Mozambique's ruling Frelimo party and its presidential candidate look likely to win elections this week despite voters' dissatisfaction with graft and inequality in one of Africa's fastest growing economies that boasts abundant energy reserves.
On Wednesday, former liberation movement Frelimo, which has dominated voting in the ex-Portuguese colony since its 1975 independence, is widely expected to win the fifth presidential ballot held since the end of a devastating 1975-1992 civil war.
More than 10 million voters will also select on Wednesday a new 250-seat parliament and members of 10 provincial assemblies.
The advantages of incumbency and his party's historic dominance have allowed Frelimo's presidential hopeful, Filipe Nyusi, 55, to run a better-resourced campaign than his main challengers, veteran Renamo opposition leader Afonso Dhlakama, and Daviz Simango, who heads the Mozambique Democratic Movement (MDM), an emergent third political force.
The winner will be well-placed to reap the early rewards of multi-billion-dollar gas and oil developments in the north of the Indian Ocean nation, which though poor is forecast by the IMF to see economic growth of more than 8 percent this year.
In lively but generally peaceful campaigning, the candidates have faced insistent demands from voters that Mozambique's plentiful resources - which besides offshore gas and oil include huge coal deposits as well as farming and fisheries potential - be used to generate more jobs and higher living standards.
“We only want the country to get better,” said Maputo resident Sara Chilundo, as she waited for a minibus taxi beside a wall plastered in red Frelimo election posters in the capital Maputo, where new malls and office blocks have sprouted skywards among the older colonial era houses and buildings.
“There has to be jobs for our children, schools,” she added.
Frelimo's stewardship under outgoing President Armando Guebuza, who is barred by the constitution from standing for a third term, has come under fire over corruption and deep divisions between rich and poor in the nation of 25.8 million.
Western donors, who have provided substantial aid for years, have also criticized the government over a lack of transparency.
'Honey' of power
In the election campaigning, Frelimo's opponents focused their attacks on what they say is the ruling party's unfair and arrogant stranglehold over political and economic power.
“Mozambique belongs to everyone” was the slogan of MDM's Simango, 50, a Renamo defector and civil engineer who made a credible first showing in the 2009 presidential vote and whose party made gains in local government elections last year.
Many Mozambicans complain that government jobs and business opportunities are reserved for card-carrying Frelimo members.

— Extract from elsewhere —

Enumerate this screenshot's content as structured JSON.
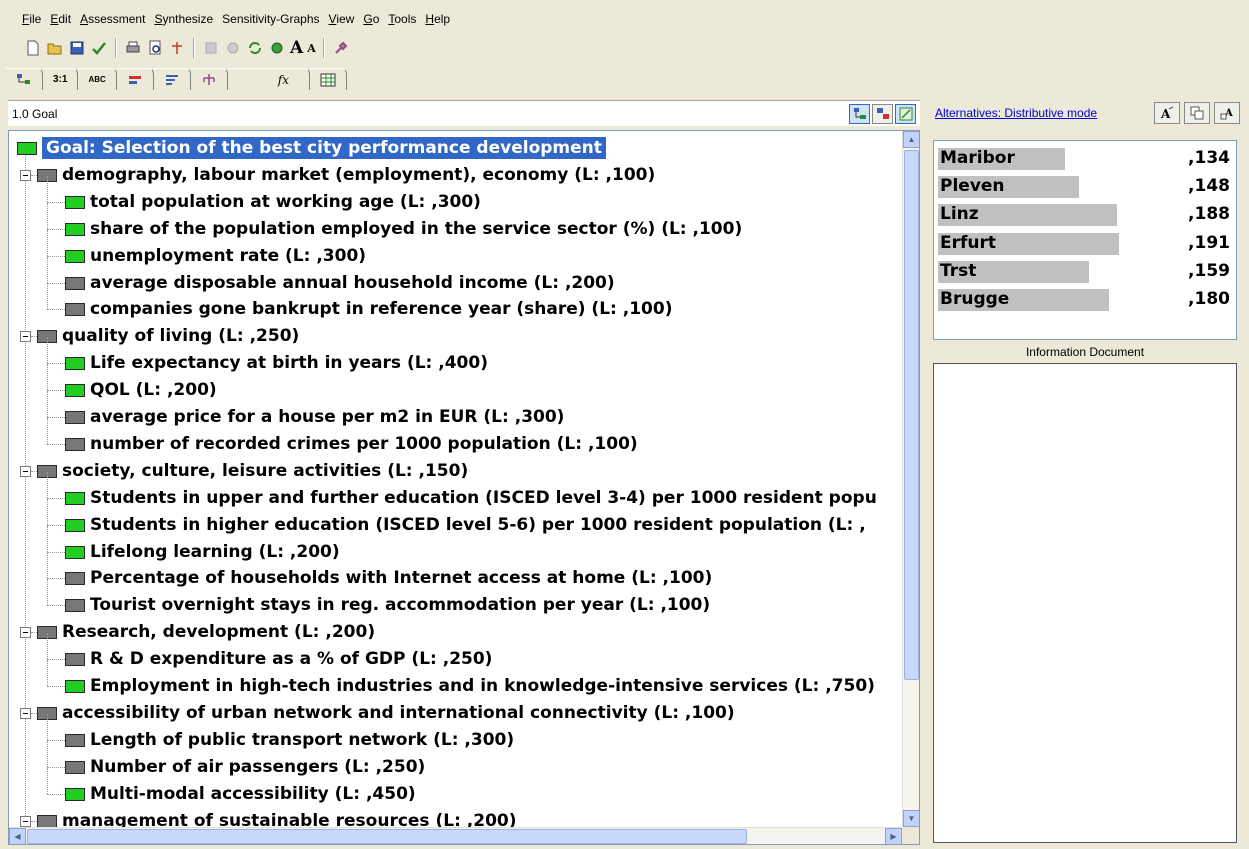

“Frelimo only governs for those who have money and those who have money don't worry about anyone else in the country,” said transport inspector and Renamo supporter Jeffrey Mucombo, 44.
Dhlakama, the former rebel chief who has lost every election to Frelimo since the end of the civil war that pitted his Renamo guerrillas against the formerly Marxist ruling party, emerged from a bush hideout in central Mozambique only last month.
He had remained holed up there for two years during which his partisans clashed with soldiers and police and ambushed traffic on a main north-south highway. A deal signed last month by Dhlakama and Guebuza reaffirmed the 1992 national peace pact.
“To vote Dhlakama is to vote stability,” the white-haired bespectacled Renamo contender, who is 61, said on Saturday when he made a surprise tour of Maputo's main neighborhoods.
Rejecting suggestions that he is an embittered warmonger, Dhlakama said that if he won he would work with all Mozambicans “as long as they are not corrupt or thieves”.
At his final rally on Sunday, which saw some of Mozambique's best-known music stars entertain several thousand supporters, Nyusi voiced Frelimo's confident message of continuity.
Promising “food in the stomach, transport, education, health, energy, water, shoes and clothes”, Nyusi said his name in the northern Makonde language meant “bee”.
“This produces the honey,” he said.
Frelimo's choice of Cabo Delgado northerner Nyusi seeks to marry its power in the south with the new energy hub being developed in the north by firms such as U.S. oil major Anadarko Petroleum Corp and Italy's Eni.
Whoever wins on Wednesday, most Mozambicans agree that political differences should be solved through the ballot box.
“When elephants fight it's the bush around that gets trampled,” said Ana Mateus, 38, a self-employed beauty care entrepreneur. “We don't want war, we want our nation to develop”.